Direct primary care
"If you know there is a better model for your life, and you can still make the same income and be available for your family and friends — who wouldn't want to do that?!" said Napoleon Maminta, DO, a primary care physician and founder of Naptown Priority Health, a direct primary care practice in Noblesville, Ind.
That thought pattern is what guided Maminta's decision to make the leap from traditional practice — where he saw upward of 30 patients per day, juggled an on-call commitment, and battled a nightly backlog of electronic charting work that intruded on time with his children — to direct primary care (DPC). Today, Maminta sees fewer than 10 patients per day, but spends at least 45 minutes with each one. With lower stress levels and improved autonomy, the membership-based fee structure allows him to focus on addressing the totality of patients' health issues instead of just one or two primary or acute concerns.
Beyond the patient care advantages, there are significant personal benefits as well. "There is no stress. I look forward to work, it's more fun, [and] it's [freed up] my weekends," says Maminta. "[During the week], I can leave later in the mornings [or] leave early and get home for dinner with [my] kids."
It's an alternate career pathway he encourages his colleagues and those coming out of medical school to contemplate. "Consider how much independence you want and how you want to practice medicine," Maminta said. "No doctor [goes] into medicine to injure people, so if you're burning out [or] in a situation that you don't want to do, it's time to move on."
While there are bound to be impediments that threaten to prevent or delay desired employment changes, Maminta says virtually all of these can be navigated with relative ease. Choosing to go into DPC avoided conflicts with his non-compete agreement, because it was considered different from his previous primary-care position. Malpractice costs, while not necessarily inexpensive, have still been manageable. To stay competitive and profitable, starting out with a low overhead has provided an enormous jumpstart.

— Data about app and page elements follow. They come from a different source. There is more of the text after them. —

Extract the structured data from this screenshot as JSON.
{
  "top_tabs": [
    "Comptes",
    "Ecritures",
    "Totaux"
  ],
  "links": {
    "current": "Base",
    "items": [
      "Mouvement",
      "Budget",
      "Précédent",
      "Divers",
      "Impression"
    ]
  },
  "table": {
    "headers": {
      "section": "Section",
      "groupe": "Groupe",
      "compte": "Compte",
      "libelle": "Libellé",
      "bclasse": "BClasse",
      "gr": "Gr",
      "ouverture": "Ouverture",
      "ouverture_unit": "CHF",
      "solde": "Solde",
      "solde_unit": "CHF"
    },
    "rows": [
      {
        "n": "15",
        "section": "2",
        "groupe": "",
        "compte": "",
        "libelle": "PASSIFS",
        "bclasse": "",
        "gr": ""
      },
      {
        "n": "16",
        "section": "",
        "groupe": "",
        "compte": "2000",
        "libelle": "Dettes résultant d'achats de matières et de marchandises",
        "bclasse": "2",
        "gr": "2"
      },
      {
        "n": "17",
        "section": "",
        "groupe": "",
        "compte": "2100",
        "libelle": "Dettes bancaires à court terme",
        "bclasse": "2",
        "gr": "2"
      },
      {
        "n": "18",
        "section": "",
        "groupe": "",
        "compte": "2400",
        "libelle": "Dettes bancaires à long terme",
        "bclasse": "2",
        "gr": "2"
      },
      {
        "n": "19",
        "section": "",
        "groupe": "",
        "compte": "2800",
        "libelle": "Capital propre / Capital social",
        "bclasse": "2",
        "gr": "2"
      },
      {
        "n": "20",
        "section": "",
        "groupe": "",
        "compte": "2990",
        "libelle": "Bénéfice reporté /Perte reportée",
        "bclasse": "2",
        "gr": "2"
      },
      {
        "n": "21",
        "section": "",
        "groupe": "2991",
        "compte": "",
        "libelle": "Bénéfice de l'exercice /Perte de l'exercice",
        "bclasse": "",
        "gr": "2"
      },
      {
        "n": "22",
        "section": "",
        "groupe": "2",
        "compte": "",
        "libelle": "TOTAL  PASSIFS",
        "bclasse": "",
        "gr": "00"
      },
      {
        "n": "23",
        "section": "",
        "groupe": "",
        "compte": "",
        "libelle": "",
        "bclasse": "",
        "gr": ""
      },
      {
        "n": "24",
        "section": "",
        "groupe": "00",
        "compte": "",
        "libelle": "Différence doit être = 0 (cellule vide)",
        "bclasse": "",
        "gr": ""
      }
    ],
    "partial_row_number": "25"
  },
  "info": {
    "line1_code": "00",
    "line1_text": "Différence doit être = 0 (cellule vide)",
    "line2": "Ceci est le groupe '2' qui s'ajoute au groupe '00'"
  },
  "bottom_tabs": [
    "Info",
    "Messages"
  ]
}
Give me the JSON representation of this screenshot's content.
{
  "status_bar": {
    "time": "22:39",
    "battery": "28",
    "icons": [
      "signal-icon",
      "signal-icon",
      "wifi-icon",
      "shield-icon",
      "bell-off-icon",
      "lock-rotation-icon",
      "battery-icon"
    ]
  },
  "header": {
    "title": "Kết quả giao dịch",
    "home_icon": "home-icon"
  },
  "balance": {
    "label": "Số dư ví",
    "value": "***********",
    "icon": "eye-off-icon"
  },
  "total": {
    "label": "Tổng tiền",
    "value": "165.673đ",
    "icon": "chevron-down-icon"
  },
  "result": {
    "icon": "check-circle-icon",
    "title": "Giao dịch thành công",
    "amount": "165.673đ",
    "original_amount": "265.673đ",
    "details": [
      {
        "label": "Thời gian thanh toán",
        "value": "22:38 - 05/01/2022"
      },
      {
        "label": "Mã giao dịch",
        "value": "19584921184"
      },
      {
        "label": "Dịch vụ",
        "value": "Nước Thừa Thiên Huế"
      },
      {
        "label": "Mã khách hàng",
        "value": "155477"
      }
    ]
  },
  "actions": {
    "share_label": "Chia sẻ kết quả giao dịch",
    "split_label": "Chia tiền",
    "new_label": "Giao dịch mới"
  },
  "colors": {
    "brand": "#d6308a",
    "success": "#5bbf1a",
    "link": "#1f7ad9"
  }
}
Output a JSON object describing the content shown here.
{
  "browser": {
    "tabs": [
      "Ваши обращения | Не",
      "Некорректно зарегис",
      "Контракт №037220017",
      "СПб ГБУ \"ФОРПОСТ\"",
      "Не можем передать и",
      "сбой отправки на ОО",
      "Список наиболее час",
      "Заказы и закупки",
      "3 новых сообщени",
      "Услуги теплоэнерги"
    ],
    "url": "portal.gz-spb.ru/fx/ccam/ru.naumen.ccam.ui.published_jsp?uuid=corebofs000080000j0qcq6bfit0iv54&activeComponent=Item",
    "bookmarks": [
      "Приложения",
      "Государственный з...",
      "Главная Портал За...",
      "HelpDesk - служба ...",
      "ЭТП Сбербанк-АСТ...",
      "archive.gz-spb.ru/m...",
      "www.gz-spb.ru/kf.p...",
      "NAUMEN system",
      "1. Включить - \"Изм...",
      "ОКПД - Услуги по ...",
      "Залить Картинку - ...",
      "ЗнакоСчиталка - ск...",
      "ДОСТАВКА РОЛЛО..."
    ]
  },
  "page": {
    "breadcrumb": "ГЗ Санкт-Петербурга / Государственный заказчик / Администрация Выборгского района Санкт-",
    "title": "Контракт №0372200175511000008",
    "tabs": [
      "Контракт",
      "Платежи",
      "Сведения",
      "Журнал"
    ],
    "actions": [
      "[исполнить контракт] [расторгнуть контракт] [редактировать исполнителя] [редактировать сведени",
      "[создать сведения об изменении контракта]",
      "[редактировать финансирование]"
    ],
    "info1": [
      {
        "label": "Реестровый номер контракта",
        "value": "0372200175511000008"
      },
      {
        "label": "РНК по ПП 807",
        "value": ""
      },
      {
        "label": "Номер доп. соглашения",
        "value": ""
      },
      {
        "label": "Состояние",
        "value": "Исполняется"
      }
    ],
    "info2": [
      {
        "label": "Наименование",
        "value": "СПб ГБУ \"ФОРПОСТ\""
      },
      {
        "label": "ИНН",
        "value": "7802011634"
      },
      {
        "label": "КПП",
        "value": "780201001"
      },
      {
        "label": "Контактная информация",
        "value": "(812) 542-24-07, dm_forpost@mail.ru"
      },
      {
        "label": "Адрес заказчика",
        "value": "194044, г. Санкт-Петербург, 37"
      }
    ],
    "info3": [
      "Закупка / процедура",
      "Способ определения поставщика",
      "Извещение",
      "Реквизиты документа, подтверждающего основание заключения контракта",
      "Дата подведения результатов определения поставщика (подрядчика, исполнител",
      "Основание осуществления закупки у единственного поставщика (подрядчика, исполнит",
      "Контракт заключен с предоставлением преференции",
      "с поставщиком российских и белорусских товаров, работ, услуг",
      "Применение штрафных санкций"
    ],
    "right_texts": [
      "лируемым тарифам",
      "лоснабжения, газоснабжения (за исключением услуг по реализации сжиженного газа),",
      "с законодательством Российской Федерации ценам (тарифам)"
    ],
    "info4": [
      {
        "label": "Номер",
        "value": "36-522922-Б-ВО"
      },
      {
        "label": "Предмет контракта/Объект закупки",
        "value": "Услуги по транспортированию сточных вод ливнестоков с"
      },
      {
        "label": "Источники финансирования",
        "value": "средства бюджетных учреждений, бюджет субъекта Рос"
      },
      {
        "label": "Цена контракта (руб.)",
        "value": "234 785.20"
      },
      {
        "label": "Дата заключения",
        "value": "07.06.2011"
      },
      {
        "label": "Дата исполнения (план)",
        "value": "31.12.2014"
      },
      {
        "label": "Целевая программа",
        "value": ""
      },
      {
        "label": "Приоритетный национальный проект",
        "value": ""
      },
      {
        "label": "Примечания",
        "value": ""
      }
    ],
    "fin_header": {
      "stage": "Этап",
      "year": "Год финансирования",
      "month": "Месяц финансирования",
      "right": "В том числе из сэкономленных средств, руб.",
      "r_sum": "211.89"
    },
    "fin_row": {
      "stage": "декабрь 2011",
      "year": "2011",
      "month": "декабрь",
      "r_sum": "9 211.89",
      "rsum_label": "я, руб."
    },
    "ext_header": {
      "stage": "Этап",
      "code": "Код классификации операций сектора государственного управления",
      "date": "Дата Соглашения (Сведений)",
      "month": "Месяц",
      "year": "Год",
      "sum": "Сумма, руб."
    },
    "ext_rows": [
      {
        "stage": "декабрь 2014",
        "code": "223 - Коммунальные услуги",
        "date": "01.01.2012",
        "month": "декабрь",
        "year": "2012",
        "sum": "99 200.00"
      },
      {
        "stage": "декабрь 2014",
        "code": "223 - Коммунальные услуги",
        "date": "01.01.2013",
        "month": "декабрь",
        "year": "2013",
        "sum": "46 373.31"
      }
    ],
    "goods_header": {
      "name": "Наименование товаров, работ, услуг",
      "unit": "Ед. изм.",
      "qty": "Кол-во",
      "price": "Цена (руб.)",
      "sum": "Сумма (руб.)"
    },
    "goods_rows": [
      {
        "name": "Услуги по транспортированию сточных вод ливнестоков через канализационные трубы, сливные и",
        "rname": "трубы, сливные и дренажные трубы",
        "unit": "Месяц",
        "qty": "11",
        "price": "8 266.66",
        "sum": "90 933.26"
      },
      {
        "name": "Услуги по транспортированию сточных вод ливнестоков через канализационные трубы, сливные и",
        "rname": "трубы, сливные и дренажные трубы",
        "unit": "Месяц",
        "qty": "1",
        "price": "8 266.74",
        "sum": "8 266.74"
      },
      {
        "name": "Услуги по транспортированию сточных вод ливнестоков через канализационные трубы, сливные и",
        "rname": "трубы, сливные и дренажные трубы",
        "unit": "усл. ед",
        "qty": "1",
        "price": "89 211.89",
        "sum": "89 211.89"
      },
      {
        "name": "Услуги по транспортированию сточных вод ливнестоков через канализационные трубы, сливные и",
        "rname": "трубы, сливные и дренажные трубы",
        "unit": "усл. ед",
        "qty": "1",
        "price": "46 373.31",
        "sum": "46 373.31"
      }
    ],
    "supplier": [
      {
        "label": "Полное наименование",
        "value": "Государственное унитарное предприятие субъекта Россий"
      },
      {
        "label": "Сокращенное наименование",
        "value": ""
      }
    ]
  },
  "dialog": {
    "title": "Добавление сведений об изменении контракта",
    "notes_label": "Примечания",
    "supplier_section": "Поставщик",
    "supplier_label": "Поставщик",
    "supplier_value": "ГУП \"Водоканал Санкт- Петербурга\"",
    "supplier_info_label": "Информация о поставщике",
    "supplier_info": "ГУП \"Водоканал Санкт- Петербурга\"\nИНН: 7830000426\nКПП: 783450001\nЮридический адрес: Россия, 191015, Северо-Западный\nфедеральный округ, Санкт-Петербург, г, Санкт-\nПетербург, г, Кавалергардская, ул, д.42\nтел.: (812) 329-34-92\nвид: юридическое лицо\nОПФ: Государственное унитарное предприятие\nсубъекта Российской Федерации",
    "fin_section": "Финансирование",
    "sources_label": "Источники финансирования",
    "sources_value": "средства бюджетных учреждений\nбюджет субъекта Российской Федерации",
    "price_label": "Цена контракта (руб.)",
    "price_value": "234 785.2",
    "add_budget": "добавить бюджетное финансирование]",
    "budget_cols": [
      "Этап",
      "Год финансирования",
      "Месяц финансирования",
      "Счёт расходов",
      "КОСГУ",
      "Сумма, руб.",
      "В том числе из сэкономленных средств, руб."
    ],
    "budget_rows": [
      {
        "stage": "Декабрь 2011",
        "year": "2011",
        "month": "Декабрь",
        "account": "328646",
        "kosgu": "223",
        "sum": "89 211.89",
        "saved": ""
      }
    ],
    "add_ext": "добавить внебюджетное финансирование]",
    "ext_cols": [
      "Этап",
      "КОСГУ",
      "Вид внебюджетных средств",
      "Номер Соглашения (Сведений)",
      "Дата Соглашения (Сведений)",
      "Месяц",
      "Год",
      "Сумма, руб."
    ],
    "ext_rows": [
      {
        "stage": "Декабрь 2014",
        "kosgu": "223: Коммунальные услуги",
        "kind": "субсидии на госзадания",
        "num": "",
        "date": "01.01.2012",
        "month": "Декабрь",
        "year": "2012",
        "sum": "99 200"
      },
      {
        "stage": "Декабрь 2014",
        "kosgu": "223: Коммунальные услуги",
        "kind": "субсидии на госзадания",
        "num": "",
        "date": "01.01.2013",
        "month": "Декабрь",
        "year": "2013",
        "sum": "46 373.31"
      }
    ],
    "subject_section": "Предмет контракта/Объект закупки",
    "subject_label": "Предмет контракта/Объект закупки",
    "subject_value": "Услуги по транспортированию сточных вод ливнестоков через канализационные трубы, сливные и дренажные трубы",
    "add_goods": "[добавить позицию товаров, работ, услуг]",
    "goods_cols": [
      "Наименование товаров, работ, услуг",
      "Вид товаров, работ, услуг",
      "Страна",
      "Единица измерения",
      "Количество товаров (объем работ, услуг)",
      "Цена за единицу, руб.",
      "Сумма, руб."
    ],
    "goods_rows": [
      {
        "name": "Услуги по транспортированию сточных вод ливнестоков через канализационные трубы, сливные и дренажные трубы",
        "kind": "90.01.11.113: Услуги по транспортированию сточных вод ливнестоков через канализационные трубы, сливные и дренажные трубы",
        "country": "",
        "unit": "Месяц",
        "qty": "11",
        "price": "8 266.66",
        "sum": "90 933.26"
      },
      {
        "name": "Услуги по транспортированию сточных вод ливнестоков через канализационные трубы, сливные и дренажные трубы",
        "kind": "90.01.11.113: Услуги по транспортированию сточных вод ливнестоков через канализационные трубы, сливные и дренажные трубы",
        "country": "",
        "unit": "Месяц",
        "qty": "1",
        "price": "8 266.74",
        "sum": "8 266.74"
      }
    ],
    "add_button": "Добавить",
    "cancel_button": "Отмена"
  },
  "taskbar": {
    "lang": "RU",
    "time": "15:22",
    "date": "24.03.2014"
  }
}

"Find a small office space, hire a few people, buy your equipment as inexpensive as possible, let people know that you're there, and establish rapport with your patients," he said. "Yes, there are startup costs, but it's not bad. If you were in practice even for a short period of time [before DPC], your patients can find you and your practice can grow."
Stacey Pierce-Talsma, D.O., an osteopathic physician and associate professor and chair of osteopathic manipulative medicine at Touro University in Vallejo, Calif., has worked in academic medicine her entire career. In her former position at another university, she spent up to 60 hours each week seeing patients, precepting residents, lecturing, and performing administrative duties. Her transition to an administrative role at Touro University has cut her face-to-face patient time in half, shaved upward of 20 hours off her weekly schedule, and allowed her to focus on her primary interest of student engagement. The administrative aspect of Pierce-Talsma's responsibilities allows for a more fluid schedule — for example, attending a yoga class during work hours isn't usually a deal-breaker so long as she makes up the time elsewhere — and there is a considerable amount of flexibility during the summer.